The plan calls for the land to be protected as a cultural resource and managed as it was prior to 1965. The rock did not become popular with climbers until the 1980s. It is primarily used by expert climbers because the rock face is sheer and requires technical skills.
“Our forest supervisor, Maribeth Gustafson, is confident in her decision,” said Rex Norman, a public affairs officer for the Forest Service. “We simply cannot determine management directions based on any religion, Native American or not. We must however, make decisions based on ‘user impacts and the resource.'”
The Pacific Southwest Regional Office of the Forest Service reviewed Gustafson’s decision on Cave Rock early last month and announced that it backed her decision 100 percent.
Steve Matuse, executive director of The Access Fund, stressed that the lawsuit filed by the organization has to do with the Forest Service management plan and not the Washoe tribe.
The Access Fund says it has been willing to talk with members of the tribe since climbing at Cave Rock became an issue in the 1990s.
“The Washoe have never spoken to us and refuse to speak to us,” Matuse said. “It has made it a lot more complicated.”

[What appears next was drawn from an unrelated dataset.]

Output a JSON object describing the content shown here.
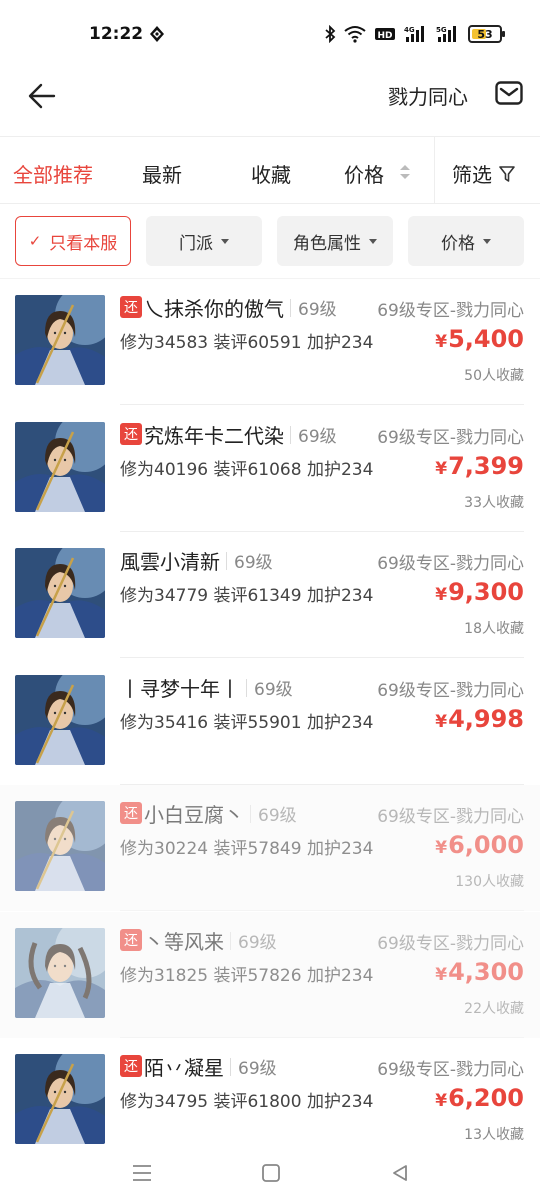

The Access Fund says it routinely negotiates with Native American tribes to resolve conflicts. Last week Access Fund Policy Director Jason Keith traveled outside Eureka on the coast to meet with members of the Nor Rel Muk tribe about issues involving a burial site.
Matuse said The Access Fund at one time had an acceptable plan worked out with the forest supervisor who proceeded Gustafson. It provided rock climbers with limited access to Cave Rock.
– Gregory Crofton can be reached at (530) 542-8045 or by e-mail at email@example.com